Provided information section start

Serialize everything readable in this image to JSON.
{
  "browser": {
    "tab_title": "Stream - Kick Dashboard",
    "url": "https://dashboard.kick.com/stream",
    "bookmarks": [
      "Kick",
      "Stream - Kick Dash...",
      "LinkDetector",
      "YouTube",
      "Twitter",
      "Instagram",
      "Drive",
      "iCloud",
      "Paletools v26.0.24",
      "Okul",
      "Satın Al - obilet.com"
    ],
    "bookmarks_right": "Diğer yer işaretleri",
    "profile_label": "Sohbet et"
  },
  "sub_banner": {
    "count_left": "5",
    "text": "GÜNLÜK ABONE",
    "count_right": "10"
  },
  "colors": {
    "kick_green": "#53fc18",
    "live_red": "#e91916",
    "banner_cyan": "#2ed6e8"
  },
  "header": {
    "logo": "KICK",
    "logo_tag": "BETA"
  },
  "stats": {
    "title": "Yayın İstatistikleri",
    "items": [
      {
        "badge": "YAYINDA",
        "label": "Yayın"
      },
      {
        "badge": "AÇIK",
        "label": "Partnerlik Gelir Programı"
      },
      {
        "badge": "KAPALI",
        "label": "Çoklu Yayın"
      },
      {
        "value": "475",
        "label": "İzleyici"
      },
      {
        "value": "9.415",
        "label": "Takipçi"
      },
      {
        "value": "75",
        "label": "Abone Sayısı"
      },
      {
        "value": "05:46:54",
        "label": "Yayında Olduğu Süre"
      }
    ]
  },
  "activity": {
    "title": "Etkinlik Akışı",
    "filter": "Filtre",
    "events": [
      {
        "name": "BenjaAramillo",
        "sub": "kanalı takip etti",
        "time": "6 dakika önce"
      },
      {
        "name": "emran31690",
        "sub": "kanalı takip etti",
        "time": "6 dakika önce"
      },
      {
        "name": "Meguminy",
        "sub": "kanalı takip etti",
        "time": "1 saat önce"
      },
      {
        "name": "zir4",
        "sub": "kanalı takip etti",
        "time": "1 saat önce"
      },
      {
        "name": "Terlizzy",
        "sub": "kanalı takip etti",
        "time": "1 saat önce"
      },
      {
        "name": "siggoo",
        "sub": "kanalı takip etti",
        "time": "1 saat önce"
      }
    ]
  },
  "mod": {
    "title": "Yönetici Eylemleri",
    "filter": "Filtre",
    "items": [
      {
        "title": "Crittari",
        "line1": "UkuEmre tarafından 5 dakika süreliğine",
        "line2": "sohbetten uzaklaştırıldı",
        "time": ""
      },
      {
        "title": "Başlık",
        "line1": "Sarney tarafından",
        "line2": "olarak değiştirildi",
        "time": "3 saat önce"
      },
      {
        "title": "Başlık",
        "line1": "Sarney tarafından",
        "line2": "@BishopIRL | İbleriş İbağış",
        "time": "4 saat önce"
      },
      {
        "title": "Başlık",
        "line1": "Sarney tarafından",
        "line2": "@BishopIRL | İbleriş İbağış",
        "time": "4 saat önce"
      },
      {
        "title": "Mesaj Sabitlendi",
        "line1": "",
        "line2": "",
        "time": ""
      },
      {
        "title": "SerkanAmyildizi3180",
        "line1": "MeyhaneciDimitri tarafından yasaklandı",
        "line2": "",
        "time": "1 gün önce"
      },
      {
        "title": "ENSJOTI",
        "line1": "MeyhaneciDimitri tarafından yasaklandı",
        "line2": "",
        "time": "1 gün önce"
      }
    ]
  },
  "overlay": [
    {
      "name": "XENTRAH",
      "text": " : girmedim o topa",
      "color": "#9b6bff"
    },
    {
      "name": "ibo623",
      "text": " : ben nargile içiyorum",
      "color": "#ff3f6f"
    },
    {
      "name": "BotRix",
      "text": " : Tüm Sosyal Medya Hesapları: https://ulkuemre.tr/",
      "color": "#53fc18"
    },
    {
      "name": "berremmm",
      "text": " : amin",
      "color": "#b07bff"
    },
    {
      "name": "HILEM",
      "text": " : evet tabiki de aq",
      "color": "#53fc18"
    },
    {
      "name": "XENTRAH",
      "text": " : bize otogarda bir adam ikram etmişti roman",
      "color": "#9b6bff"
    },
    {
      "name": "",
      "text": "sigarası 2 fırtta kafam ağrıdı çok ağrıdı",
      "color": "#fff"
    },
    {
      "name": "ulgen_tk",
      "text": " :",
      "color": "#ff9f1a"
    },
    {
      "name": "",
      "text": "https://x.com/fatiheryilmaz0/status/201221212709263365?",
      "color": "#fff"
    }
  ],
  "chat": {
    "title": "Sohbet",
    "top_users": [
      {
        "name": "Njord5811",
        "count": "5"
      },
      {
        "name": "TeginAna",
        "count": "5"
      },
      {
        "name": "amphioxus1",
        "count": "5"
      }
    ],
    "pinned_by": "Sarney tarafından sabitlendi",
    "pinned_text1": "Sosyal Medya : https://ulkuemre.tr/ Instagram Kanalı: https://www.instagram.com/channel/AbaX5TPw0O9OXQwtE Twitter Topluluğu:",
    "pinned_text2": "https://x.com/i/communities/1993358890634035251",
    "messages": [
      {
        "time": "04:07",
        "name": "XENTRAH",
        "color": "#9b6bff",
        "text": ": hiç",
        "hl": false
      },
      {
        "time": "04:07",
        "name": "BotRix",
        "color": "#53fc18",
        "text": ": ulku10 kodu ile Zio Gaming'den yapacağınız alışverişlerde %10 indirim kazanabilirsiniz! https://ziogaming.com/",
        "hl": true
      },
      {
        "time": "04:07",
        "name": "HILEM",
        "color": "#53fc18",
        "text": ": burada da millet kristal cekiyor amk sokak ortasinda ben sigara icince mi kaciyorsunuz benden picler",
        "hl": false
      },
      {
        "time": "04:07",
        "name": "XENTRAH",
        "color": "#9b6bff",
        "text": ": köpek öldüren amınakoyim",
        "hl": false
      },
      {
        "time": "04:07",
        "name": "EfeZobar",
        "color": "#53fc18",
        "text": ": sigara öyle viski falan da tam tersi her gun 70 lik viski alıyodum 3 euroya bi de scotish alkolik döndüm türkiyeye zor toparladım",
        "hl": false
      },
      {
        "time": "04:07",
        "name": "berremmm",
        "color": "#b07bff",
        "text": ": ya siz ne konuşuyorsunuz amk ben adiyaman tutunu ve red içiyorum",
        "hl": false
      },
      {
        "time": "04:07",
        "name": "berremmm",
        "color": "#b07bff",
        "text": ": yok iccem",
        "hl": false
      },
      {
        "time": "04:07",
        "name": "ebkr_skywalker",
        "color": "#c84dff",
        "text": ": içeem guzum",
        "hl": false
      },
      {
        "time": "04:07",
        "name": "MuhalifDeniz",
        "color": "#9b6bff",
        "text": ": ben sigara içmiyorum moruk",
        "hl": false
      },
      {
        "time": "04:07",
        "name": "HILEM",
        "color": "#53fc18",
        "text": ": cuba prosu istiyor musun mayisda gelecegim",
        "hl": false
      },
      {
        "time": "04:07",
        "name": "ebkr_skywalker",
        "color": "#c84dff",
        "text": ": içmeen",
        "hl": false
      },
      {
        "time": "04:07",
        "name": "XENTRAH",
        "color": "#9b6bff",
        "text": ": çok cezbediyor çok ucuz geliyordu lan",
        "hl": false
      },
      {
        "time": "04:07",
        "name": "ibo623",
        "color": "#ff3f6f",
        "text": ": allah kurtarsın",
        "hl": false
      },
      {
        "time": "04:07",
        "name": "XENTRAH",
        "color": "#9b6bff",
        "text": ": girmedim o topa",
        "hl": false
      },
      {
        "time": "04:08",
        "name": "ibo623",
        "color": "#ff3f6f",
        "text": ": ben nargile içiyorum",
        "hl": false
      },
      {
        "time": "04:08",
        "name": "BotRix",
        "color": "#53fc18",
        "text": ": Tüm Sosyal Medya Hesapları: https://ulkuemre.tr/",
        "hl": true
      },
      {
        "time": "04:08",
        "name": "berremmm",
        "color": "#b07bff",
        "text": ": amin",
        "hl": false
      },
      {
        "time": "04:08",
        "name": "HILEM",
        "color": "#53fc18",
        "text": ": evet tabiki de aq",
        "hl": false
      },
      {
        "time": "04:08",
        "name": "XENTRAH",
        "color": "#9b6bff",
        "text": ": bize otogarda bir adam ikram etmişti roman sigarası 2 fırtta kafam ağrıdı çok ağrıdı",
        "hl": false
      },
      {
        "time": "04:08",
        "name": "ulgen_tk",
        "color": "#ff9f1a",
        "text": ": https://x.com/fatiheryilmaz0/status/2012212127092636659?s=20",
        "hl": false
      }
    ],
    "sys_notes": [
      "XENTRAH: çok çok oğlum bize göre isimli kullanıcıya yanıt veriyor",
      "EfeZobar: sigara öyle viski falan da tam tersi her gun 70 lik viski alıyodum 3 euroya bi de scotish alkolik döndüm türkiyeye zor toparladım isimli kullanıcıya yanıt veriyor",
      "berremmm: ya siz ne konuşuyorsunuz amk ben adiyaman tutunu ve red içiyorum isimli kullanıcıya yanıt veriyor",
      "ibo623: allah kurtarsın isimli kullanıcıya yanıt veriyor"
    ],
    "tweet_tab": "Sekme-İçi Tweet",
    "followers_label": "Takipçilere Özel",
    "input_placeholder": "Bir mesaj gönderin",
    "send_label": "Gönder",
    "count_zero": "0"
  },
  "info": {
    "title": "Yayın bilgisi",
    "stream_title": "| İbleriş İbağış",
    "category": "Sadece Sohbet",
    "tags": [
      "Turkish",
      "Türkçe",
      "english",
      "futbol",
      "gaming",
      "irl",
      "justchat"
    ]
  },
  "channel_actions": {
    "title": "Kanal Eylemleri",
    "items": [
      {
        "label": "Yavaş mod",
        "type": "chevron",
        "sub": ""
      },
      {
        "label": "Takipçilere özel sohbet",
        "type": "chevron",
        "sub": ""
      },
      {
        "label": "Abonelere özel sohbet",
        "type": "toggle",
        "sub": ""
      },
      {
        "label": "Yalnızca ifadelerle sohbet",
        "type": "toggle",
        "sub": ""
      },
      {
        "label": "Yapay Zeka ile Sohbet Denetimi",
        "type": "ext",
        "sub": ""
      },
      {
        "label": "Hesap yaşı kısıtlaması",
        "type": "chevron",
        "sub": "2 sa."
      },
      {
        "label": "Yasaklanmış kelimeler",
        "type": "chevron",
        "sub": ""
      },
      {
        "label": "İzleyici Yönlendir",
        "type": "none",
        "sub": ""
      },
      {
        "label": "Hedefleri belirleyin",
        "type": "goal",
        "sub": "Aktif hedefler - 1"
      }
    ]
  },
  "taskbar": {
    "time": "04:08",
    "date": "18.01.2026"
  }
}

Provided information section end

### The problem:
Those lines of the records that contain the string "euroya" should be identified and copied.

### Solution below:
        "text": ": sigara öyle viski falan da tam tersi her gun 70 lik viski alıyodum 3 euroya bi de scotish alkolik döndüm türkiyeye zor toparladım",
      "EfeZobar: sigara öyle viski falan da tam tersi her gun 70 lik viski alıyodum 3 euroya bi de scotish alkolik döndüm türkiyeye zor toparladım isimli kullanıcıya yanıt veriyor",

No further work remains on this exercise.